» REQUIRED ACTION: Below are the records; copy every line in them that holds the string "data".

» AVAILABLE RECORDS:
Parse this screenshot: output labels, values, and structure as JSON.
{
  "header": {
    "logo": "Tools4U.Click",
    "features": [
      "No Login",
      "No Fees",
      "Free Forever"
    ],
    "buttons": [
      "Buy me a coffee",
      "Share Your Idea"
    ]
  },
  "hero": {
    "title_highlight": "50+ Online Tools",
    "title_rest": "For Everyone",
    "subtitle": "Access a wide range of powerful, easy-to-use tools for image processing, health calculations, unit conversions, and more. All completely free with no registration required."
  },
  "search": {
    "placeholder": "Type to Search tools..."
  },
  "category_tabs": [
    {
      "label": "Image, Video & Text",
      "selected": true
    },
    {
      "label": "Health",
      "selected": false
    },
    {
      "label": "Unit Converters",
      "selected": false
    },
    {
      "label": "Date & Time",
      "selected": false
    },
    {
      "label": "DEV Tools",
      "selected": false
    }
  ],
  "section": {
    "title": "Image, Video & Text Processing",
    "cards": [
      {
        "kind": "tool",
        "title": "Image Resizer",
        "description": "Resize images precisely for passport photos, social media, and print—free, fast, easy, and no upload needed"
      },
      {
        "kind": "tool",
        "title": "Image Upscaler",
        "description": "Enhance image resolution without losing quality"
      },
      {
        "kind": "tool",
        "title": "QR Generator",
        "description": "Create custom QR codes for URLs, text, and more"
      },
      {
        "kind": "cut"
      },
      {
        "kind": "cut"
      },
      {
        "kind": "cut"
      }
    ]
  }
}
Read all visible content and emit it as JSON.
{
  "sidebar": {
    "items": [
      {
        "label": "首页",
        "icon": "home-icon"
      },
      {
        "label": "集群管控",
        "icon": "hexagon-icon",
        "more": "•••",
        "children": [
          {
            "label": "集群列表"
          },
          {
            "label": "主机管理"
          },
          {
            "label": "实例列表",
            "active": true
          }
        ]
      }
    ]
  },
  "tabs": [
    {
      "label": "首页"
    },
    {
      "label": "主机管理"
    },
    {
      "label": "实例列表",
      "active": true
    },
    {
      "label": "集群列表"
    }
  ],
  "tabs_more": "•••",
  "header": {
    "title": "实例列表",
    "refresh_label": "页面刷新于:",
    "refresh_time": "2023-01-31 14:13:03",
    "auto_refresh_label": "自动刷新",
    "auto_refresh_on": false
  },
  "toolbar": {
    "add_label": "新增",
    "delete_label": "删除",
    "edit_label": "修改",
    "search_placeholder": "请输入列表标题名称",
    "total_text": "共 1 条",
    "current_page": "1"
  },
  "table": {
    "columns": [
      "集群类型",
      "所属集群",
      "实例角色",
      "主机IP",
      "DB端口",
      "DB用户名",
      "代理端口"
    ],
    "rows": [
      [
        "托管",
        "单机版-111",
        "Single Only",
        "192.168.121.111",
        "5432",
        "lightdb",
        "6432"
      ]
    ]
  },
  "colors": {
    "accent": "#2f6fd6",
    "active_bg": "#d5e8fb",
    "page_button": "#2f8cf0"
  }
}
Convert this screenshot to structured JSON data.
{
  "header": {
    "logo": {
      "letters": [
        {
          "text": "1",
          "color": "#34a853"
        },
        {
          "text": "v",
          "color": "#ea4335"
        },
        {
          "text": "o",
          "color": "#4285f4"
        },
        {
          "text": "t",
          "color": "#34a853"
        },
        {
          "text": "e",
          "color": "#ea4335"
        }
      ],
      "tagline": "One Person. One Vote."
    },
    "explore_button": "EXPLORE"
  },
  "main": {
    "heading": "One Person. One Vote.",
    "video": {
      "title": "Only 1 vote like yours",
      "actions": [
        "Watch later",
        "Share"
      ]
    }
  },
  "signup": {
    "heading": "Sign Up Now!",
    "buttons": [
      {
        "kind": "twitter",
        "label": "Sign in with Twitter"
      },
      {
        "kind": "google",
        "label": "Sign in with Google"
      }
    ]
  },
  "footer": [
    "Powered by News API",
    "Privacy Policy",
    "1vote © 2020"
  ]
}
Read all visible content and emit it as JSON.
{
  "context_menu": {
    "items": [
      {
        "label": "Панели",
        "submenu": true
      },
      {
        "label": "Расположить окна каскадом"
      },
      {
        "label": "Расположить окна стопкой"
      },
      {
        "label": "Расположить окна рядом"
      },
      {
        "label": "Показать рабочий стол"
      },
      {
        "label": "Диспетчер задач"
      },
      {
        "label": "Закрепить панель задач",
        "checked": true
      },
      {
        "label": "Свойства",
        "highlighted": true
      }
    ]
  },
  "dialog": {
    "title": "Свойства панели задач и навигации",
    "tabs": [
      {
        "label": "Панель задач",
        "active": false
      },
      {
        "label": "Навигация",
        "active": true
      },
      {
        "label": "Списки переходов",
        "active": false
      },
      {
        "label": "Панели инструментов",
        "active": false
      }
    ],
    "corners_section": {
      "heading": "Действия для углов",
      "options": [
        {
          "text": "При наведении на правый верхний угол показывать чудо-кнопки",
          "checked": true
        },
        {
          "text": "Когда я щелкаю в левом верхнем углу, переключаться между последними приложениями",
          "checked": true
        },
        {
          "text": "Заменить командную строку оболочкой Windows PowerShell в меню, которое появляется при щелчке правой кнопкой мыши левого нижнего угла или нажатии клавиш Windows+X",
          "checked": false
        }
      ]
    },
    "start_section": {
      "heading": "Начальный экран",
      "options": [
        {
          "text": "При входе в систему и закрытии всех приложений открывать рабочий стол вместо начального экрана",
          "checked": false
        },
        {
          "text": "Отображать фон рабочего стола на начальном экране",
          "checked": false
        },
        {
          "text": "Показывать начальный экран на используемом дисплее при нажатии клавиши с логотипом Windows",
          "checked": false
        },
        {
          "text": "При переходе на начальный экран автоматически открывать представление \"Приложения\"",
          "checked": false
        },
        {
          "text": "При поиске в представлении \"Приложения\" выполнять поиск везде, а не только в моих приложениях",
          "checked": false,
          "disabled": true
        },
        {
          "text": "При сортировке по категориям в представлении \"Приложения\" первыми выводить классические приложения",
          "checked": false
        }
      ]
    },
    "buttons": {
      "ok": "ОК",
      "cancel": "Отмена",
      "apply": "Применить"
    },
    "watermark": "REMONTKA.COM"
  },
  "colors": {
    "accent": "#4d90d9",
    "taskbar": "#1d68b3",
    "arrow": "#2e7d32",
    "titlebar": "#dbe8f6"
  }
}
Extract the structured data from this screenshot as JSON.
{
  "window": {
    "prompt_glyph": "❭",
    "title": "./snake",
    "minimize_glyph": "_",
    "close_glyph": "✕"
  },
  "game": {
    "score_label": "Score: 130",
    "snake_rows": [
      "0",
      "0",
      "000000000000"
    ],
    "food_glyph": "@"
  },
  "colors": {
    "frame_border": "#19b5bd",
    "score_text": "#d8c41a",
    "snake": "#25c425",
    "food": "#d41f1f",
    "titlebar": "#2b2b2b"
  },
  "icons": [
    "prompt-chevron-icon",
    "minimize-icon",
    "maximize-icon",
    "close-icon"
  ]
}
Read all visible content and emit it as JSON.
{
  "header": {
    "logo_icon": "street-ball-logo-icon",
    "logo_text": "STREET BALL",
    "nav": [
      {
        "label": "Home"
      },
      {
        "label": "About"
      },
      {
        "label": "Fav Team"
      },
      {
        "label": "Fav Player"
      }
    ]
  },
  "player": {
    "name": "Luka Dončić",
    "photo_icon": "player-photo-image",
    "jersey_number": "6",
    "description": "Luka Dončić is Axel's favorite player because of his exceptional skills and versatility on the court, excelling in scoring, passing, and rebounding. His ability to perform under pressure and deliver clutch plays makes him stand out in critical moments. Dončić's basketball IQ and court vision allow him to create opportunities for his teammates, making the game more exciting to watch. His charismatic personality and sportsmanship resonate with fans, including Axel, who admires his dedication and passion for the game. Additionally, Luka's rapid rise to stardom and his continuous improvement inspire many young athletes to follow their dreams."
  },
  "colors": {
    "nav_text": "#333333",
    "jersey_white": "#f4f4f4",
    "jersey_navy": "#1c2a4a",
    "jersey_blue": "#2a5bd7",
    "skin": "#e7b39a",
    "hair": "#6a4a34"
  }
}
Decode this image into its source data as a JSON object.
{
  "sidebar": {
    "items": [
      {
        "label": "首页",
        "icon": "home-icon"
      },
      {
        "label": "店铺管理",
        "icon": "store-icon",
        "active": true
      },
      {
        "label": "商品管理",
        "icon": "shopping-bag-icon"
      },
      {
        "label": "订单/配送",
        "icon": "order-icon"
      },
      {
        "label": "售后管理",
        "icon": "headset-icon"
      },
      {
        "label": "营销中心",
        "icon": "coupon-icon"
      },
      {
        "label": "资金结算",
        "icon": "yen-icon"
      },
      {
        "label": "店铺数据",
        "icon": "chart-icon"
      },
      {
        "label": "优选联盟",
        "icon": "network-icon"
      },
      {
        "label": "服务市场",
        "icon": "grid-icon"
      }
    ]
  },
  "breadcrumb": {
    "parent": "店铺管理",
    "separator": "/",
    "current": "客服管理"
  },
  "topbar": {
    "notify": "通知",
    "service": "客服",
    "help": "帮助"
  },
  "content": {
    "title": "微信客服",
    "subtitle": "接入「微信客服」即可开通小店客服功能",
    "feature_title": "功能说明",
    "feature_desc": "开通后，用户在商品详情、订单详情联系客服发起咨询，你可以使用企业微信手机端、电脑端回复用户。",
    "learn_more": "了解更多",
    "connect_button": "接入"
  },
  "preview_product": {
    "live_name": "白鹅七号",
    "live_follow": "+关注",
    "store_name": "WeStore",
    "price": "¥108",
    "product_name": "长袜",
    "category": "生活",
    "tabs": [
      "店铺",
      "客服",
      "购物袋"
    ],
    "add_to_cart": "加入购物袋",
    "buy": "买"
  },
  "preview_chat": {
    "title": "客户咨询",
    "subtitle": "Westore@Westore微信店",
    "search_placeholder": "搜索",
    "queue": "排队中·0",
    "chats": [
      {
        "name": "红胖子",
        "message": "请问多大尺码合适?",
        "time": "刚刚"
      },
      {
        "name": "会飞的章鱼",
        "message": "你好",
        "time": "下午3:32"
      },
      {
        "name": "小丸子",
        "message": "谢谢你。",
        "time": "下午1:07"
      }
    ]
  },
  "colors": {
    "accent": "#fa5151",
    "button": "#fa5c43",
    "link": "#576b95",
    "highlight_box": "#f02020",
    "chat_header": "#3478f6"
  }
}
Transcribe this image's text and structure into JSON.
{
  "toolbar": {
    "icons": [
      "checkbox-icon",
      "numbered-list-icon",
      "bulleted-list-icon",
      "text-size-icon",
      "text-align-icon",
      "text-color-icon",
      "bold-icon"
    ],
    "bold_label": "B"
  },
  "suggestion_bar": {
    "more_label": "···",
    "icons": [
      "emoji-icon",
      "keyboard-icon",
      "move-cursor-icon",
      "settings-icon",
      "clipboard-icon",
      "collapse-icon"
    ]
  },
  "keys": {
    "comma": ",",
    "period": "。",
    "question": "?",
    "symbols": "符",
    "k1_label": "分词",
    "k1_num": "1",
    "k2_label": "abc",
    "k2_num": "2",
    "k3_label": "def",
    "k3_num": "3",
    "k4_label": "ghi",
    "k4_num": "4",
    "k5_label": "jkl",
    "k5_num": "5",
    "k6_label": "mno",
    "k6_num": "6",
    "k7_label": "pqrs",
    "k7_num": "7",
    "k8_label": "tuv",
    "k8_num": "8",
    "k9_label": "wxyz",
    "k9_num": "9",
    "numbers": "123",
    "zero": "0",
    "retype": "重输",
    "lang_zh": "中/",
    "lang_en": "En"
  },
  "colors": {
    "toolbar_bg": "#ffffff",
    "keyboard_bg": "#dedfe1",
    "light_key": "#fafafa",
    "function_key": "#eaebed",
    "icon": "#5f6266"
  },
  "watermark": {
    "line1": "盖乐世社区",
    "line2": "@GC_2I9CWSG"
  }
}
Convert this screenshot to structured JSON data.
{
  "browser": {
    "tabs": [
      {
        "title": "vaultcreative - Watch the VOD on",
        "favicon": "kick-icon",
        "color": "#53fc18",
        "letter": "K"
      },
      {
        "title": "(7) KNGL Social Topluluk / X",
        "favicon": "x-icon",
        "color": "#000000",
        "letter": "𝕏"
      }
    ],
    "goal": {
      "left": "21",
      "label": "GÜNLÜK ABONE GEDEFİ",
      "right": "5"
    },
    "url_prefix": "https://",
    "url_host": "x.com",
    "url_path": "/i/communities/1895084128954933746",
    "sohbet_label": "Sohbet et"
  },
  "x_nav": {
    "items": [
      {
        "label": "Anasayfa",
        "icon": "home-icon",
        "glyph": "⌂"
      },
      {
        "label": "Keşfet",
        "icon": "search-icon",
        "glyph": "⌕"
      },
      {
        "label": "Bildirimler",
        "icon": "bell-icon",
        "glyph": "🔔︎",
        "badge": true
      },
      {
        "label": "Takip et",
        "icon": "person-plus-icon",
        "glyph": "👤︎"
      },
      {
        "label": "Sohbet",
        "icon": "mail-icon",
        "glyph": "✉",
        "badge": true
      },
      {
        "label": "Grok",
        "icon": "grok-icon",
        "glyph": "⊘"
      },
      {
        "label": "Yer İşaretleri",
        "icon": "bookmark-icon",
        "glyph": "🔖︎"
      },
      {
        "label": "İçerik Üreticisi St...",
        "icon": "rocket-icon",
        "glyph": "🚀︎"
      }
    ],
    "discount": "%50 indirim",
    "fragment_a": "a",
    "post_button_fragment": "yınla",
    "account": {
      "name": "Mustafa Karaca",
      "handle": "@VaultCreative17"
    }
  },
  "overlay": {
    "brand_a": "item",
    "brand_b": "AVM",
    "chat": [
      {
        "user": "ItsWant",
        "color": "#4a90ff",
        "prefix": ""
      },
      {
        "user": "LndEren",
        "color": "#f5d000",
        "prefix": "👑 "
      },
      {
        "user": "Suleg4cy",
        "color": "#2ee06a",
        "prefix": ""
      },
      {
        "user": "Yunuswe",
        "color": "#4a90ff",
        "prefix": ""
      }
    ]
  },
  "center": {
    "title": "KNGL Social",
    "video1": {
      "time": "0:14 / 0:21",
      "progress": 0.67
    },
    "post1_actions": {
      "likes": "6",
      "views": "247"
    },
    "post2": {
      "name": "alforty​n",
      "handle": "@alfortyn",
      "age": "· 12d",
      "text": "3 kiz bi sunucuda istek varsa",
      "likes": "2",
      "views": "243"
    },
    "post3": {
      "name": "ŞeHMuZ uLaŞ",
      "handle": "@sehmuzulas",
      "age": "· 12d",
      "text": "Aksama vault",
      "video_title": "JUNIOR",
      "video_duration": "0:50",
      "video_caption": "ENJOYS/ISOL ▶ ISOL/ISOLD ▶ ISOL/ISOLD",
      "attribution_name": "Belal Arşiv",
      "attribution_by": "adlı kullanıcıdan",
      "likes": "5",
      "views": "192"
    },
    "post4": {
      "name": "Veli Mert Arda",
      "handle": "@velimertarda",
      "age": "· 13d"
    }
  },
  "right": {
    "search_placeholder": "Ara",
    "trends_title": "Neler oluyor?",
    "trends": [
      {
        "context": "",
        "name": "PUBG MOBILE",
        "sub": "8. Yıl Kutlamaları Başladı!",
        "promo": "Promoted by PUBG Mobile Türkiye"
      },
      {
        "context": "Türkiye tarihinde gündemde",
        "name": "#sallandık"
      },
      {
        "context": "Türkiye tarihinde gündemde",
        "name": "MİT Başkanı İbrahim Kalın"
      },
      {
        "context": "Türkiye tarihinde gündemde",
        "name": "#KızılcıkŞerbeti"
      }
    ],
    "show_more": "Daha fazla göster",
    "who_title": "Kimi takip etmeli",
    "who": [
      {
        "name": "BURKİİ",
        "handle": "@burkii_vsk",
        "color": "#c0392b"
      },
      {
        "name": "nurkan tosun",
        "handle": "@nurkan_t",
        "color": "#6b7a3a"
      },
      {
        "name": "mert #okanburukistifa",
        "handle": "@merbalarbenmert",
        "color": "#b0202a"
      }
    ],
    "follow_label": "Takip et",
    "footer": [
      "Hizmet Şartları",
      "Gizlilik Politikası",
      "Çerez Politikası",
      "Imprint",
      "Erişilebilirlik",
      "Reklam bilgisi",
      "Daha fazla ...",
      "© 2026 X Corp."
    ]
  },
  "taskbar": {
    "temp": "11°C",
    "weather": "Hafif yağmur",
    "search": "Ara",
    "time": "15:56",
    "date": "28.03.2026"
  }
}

» SOLUTION FOR THIS TASK:
Convert this screenshot to structured JSON data.
Extract the structured data from this screenshot as JSON.
Decode this image into its source data as a JSON object.
Convert this screenshot to structured JSON data.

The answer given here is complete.